And that, really, is why their relationship is more sad than romantic, more unhealthy than inspiring. These children have been shaped almost exclusively by trauma, by narrowly avoiding death and dealing it. Always together, always surviving. By the time they reach magical maturity their magic is so twisted together, they are so viciously devoted to each other, that the notion of romantic love is almost trivial in comparison. Who was fucking whom held less weight to jaded-eyed teenagers who in a very tangible way, shaped each other's souls.
So, they approached this final danger, this Last Battle as they did everything else. Seriously, fiercely, viciously. Together. The battle was long and bloody and tragic and pointless. In the end, they stood victorious, tired and empty. They were done.
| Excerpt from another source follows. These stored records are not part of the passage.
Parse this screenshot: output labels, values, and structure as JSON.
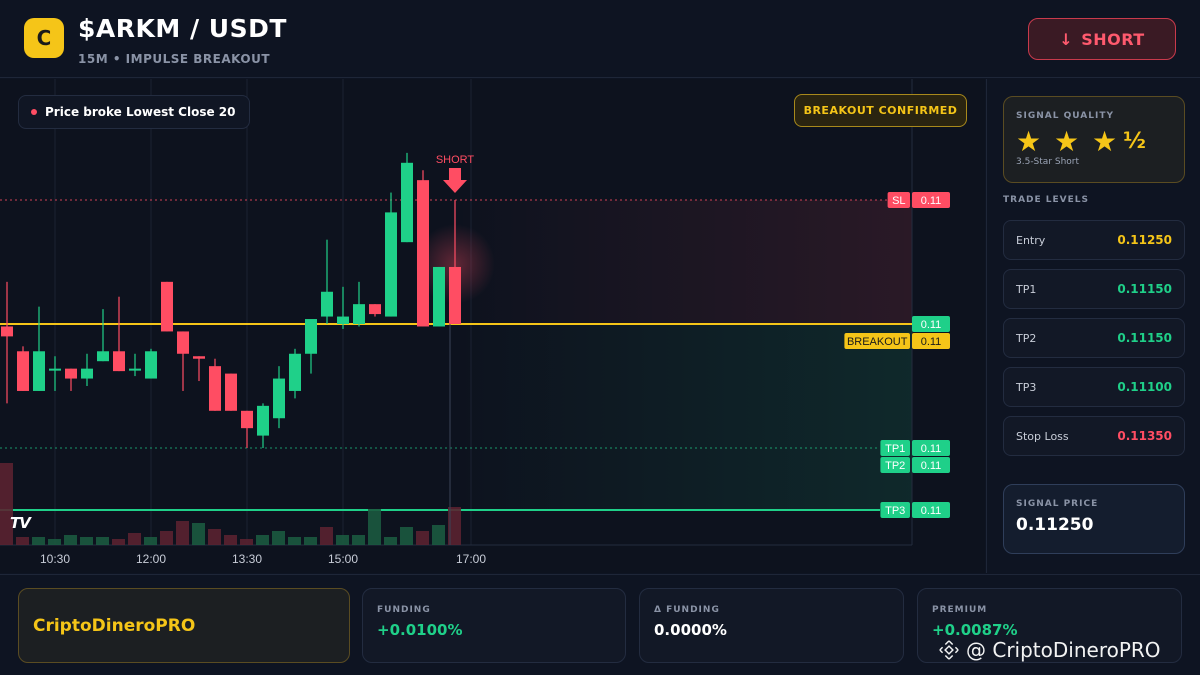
{
  "header": {
    "logo_letter": "C",
    "pair": "$ARKM / USDT",
    "subtitle": "15M • IMPULSE BREAKOUT",
    "short_arrow": "↓",
    "short_label": "SHORT"
  },
  "chart": {
    "alert_text": "Price broke Lowest Close 20",
    "confirmed_label": "BREAKOUT CONFIRMED",
    "short_marker_text": "SHORT",
    "tv_logo": "TV",
    "x_ticks": [
      "10:30",
      "12:00",
      "13:30",
      "15:00",
      "17:00"
    ],
    "level_tags": [
      {
        "name": "SL",
        "value": "0.11"
      },
      {
        "name": "",
        "value": "0.11"
      },
      {
        "name": "BREAKOUT",
        "value": "0.11"
      },
      {
        "name": "TP1",
        "value": "0.11"
      },
      {
        "name": "TP2",
        "value": "0.11"
      },
      {
        "name": "TP3",
        "value": "0.11"
      }
    ]
  },
  "chart_data": {
    "type": "candlestick",
    "x_labels": [
      "10:30",
      "12:00",
      "13:30",
      "15:00",
      "17:00"
    ],
    "levels": {
      "SL": 0.1135,
      "entry": 0.1125,
      "breakout": 0.1125,
      "TP1": 0.1115,
      "TP2": 0.1115,
      "TP3": 0.111
    },
    "candles": [
      {
        "o": 0.11248,
        "h": 0.11284,
        "l": 0.11186,
        "c": 0.1124
      },
      {
        "o": 0.11228,
        "h": 0.11232,
        "l": 0.11196,
        "c": 0.11196
      },
      {
        "o": 0.11196,
        "h": 0.11264,
        "l": 0.11196,
        "c": 0.11228
      },
      {
        "o": 0.11214,
        "h": 0.11224,
        "l": 0.11196,
        "c": 0.11214
      },
      {
        "o": 0.11214,
        "h": 0.11214,
        "l": 0.11196,
        "c": 0.11206
      },
      {
        "o": 0.11206,
        "h": 0.11226,
        "l": 0.112,
        "c": 0.11214
      },
      {
        "o": 0.1122,
        "h": 0.11262,
        "l": 0.1122,
        "c": 0.11228
      },
      {
        "o": 0.11228,
        "h": 0.11272,
        "l": 0.11212,
        "c": 0.11212
      },
      {
        "o": 0.11214,
        "h": 0.11226,
        "l": 0.11208,
        "c": 0.11214
      },
      {
        "o": 0.11206,
        "h": 0.1123,
        "l": 0.11206,
        "c": 0.11228
      },
      {
        "o": 0.11284,
        "h": 0.11284,
        "l": 0.11244,
        "c": 0.11244
      },
      {
        "o": 0.11244,
        "h": 0.11244,
        "l": 0.11196,
        "c": 0.11226
      },
      {
        "o": 0.11224,
        "h": 0.11224,
        "l": 0.11204,
        "c": 0.11222
      },
      {
        "o": 0.11216,
        "h": 0.11222,
        "l": 0.1118,
        "c": 0.1118
      },
      {
        "o": 0.1121,
        "h": 0.1121,
        "l": 0.1118,
        "c": 0.1118
      },
      {
        "o": 0.1118,
        "h": 0.1118,
        "l": 0.1115,
        "c": 0.11166
      },
      {
        "o": 0.1116,
        "h": 0.11186,
        "l": 0.1115,
        "c": 0.11184
      },
      {
        "o": 0.11174,
        "h": 0.11216,
        "l": 0.11166,
        "c": 0.11206
      },
      {
        "o": 0.11196,
        "h": 0.1123,
        "l": 0.1119,
        "c": 0.11226
      },
      {
        "o": 0.11226,
        "h": 0.1125,
        "l": 0.1121,
        "c": 0.11254
      },
      {
        "o": 0.11256,
        "h": 0.11318,
        "l": 0.1125,
        "c": 0.11276
      },
      {
        "o": 0.1125,
        "h": 0.1128,
        "l": 0.11246,
        "c": 0.11256
      },
      {
        "o": 0.1125,
        "h": 0.11284,
        "l": 0.11248,
        "c": 0.11266
      },
      {
        "o": 0.11266,
        "h": 0.11266,
        "l": 0.11256,
        "c": 0.11258
      },
      {
        "o": 0.11256,
        "h": 0.11356,
        "l": 0.11256,
        "c": 0.1134
      },
      {
        "o": 0.11316,
        "h": 0.11388,
        "l": 0.11316,
        "c": 0.1138
      },
      {
        "o": 0.11366,
        "h": 0.11374,
        "l": 0.11248,
        "c": 0.11248
      },
      {
        "o": 0.11248,
        "h": 0.11296,
        "l": 0.11248,
        "c": 0.11296
      },
      {
        "o": 0.11296,
        "h": 0.1135,
        "l": 0.1125,
        "c": 0.1125
      }
    ],
    "volume": [
      82,
      8,
      8,
      6,
      10,
      8,
      8,
      6,
      12,
      8,
      14,
      24,
      22,
      16,
      10,
      6,
      10,
      14,
      8,
      8,
      18,
      10,
      10,
      36,
      8,
      18,
      14,
      20,
      38
    ],
    "volume_up": [
      false,
      false,
      true,
      true,
      true,
      true,
      true,
      false,
      false,
      true,
      false,
      false,
      true,
      false,
      false,
      false,
      true,
      true,
      true,
      true,
      false,
      true,
      true,
      true,
      true,
      true,
      false,
      true,
      false
    ]
  },
  "right_panel": {
    "quality_title": "SIGNAL QUALITY",
    "stars_text": "★ ★ ★",
    "half_text": "½",
    "quality_sub": "3.5-Star Short",
    "levels_title": "TRADE LEVELS",
    "levels": [
      {
        "label": "Entry",
        "value": "0.11250",
        "color": "#f5c518"
      },
      {
        "label": "TP1",
        "value": "0.11150",
        "color": "#1fd089"
      },
      {
        "label": "TP2",
        "value": "0.11150",
        "color": "#1fd089"
      },
      {
        "label": "TP3",
        "value": "0.11100",
        "color": "#1fd089"
      },
      {
        "label": "Stop Loss",
        "value": "0.11350",
        "color": "#ff4d63"
      }
    ],
    "signal_price_title": "SIGNAL PRICE",
    "signal_price_value": "0.11250"
  },
  "bottom": {
    "brand": "CriptoDineroPRO",
    "stats": [
      {
        "title": "FUNDING",
        "value": "+0.0100%",
        "color": "#1fd089"
      },
      {
        "title": "Δ FUNDING",
        "value": "0.0000%",
        "color": "#ffffff"
      },
      {
        "title": "PREMIUM",
        "value": "+0.0087%",
        "color": "#1fd089"
      }
    ],
    "watermark": "@ CriptoDineroPRO"
  },
  "colors": {
    "up": "#1fd089",
    "down": "#ff4d63",
    "accent": "#f5c518",
    "bg": "#0e1422"
  }
}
So used to survival, they went through the motions for a while. Did the funerals, faces stony, expressionless, but with scarcely an inch between them, death grip on each others hands the only visible sign of the devastation raging inside. Moved in Harry's dead godfather's house. Made nice with Kreacher. Slept tangled together in a bed way too small because that's how it's always been. Hidden away from the public eye and the inevitable media frenzy. Tried to fuck each other. Failed miserably. Tried to pretend they weren't freaked out with possibly becoming asexual. Flinched at loud noises. Practised their magic through seemingly endless bouts of insomnia. Spent as much of Harry's inheritance they could on ridicculously over the top luxuries which never failed to make Harry smile faintly, and Ron and Hermione itch to crucify the Dursley's.
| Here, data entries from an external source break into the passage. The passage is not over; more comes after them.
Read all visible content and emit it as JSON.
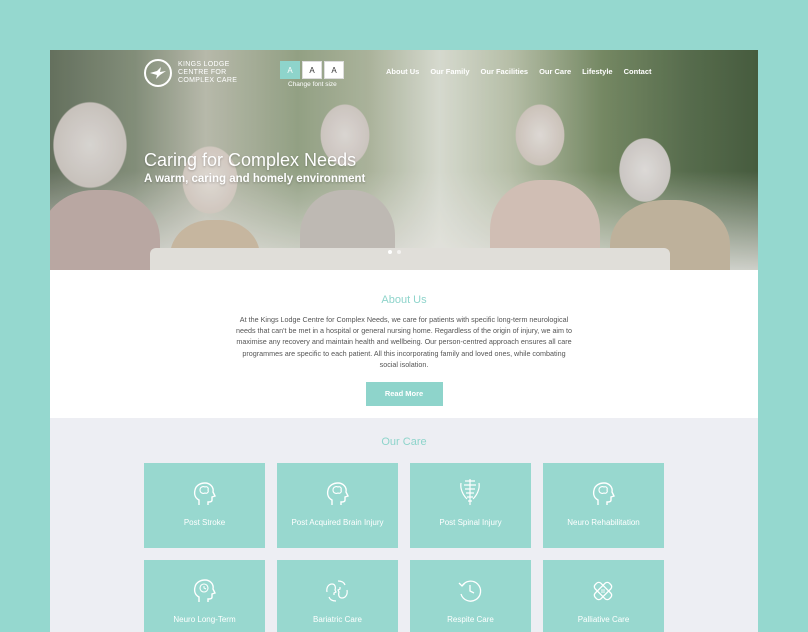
{
  "header": {
    "logo_line1": "KINGS LODGE",
    "logo_line2": "CENTRE FOR",
    "logo_line3": "COMPLEX CARE",
    "font_buttons": [
      "A",
      "A",
      "A"
    ],
    "font_label": "Change font size",
    "nav": [
      "About Us",
      "Our Family",
      "Our Facilities",
      "Our Care",
      "Lifestyle",
      "Contact"
    ]
  },
  "hero": {
    "title": "Caring for Complex Needs",
    "subtitle": "A warm, caring and homely environment"
  },
  "about": {
    "heading": "About Us",
    "body": "At the Kings Lodge Centre for Complex Needs, we care for patients with specific long-term neurological needs that can't be met in a hospital or general nursing home. Regardless of the origin of injury, we aim to maximise any recovery and maintain health and wellbeing. Our person-centred approach ensures all care programmes are specific to each patient. All this incorporating family and loved ones, while combating social isolation.",
    "button": "Read More"
  },
  "care": {
    "heading": "Our Care",
    "items": [
      {
        "label": "Post Stroke",
        "icon": "head-brain-icon"
      },
      {
        "label": "Post Acquired Brain Injury",
        "icon": "head-brain-icon"
      },
      {
        "label": "Post Spinal Injury",
        "icon": "spine-icon"
      },
      {
        "label": "Neuro Rehabilitation",
        "icon": "head-brain-icon"
      },
      {
        "label": "Neuro Long-Term",
        "icon": "head-clock-icon"
      },
      {
        "label": "Bariatric Care",
        "icon": "heads-cycle-icon"
      },
      {
        "label": "Respite Care",
        "icon": "clock-arrow-icon"
      },
      {
        "label": "Palliative Care",
        "icon": "bandage-icon"
      }
    ]
  },
  "colors": {
    "accent": "#8ed4cb",
    "background": "#95d8cf",
    "card": "#98d8cf",
    "care_bg": "#edeef3"
  }
}
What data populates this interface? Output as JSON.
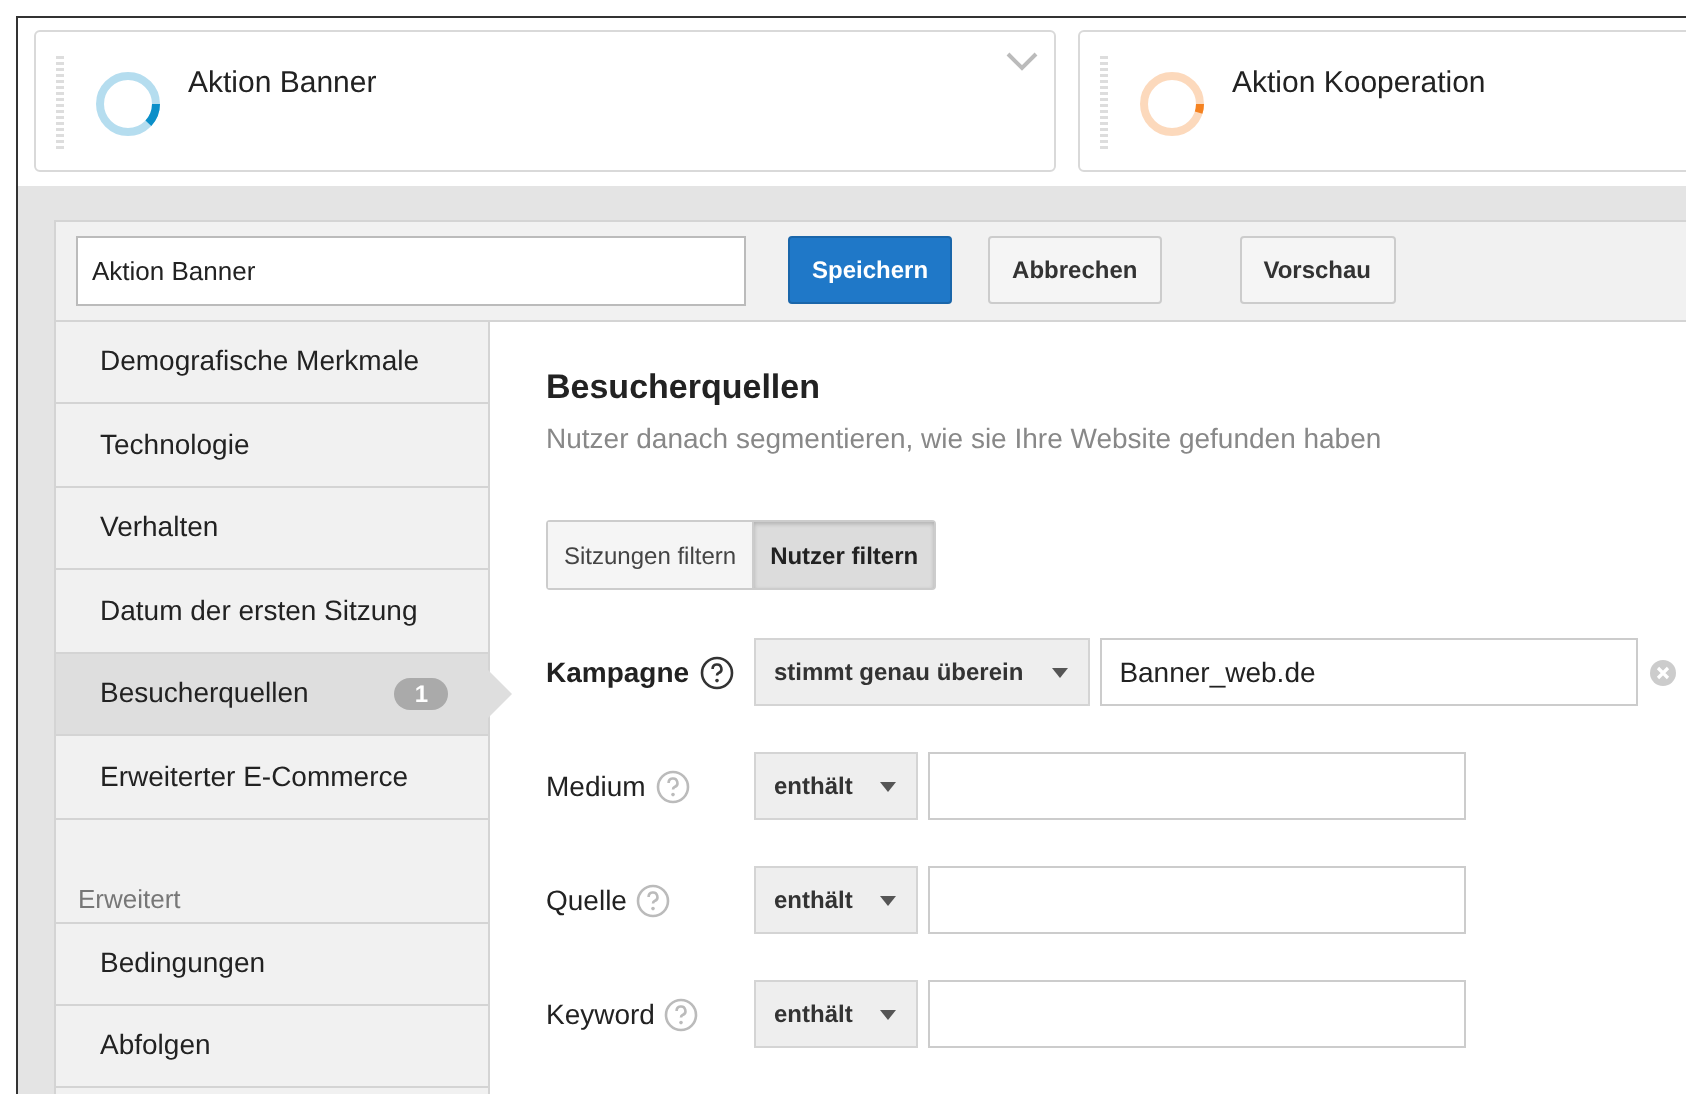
{
  "segments": [
    {
      "name": "Aktion Banner",
      "color": "#0b8fc9",
      "level": 0.12,
      "has_menu": true
    },
    {
      "name": "Aktion Kooperation",
      "color": "#f58220",
      "level": 0.05
    }
  ],
  "editor": {
    "name_field": {
      "value": "Aktion Banner"
    },
    "buttons": [
      {
        "label": "Speichern",
        "kind": "primary"
      },
      {
        "label": "Abbrechen",
        "kind": "secondary"
      },
      {
        "label": "Vorschau",
        "kind": "secondary"
      }
    ]
  },
  "sidebar": {
    "sections": [
      {
        "items": [
          {
            "label": "Demografische Merkmale",
            "selected": false
          },
          {
            "label": "Technologie",
            "selected": false
          },
          {
            "label": "Verhalten",
            "selected": false
          },
          {
            "label": "Datum der ersten Sitzung",
            "selected": false
          },
          {
            "label": "Besucherquellen",
            "selected": true,
            "badge": "1"
          },
          {
            "label": "Erweiterter E-Commerce",
            "selected": false
          }
        ]
      },
      {
        "heading": "Erweitert",
        "items": [
          {
            "label": "Bedingungen",
            "selected": false
          },
          {
            "label": "Abfolgen",
            "selected": false
          }
        ]
      }
    ]
  },
  "content": {
    "title": "Besucherquellen",
    "subtitle": "Nutzer danach segmentieren, wie sie Ihre Website gefunden haben",
    "scope_tabs": [
      {
        "label": "Sitzungen filtern",
        "selected": false
      },
      {
        "label": "Nutzer filtern",
        "selected": true
      }
    ],
    "filters": [
      {
        "label": "Kampagne",
        "active": true,
        "operator": "stimmt genau überein",
        "value": "Banner_web.de"
      },
      {
        "label": "Medium",
        "active": false,
        "operator": "enthält"
      },
      {
        "label": "Quelle",
        "active": false,
        "operator": "enthält"
      },
      {
        "label": "Keyword",
        "active": false,
        "operator": "enthält"
      }
    ]
  }
}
Trying to pretend they weren't holding themselves back from burning the world down in their anger.
Trying to pretend they weren't batshit crazy.
Really, there was a lot of lying in those post-war years, during which they left their house without a disguise less than a handful of times.
But, surviving out of inertia, out of habit, wasn't enough. Could never have been enough. They had no purpose apart from each other. No passion. No hopes or dreams. Their magic, unused to peace, was keeping them alert and always on the lookout for the next danger. Three grown-up child soldiers made by and for war. It was always going to break.
And it did. They ran out of lies, out of excuses.
They found an abandoned field, and raged and cried and laughed. Flung their chaotic magic around, let their wild emotions fly. And in the end, in a parody of an embrace they shared since they were fifteen years old, laid down in a tangle of limbs, pointed their wands at each other and with endless love cooed "Avada Kedavra".
And then they woke up.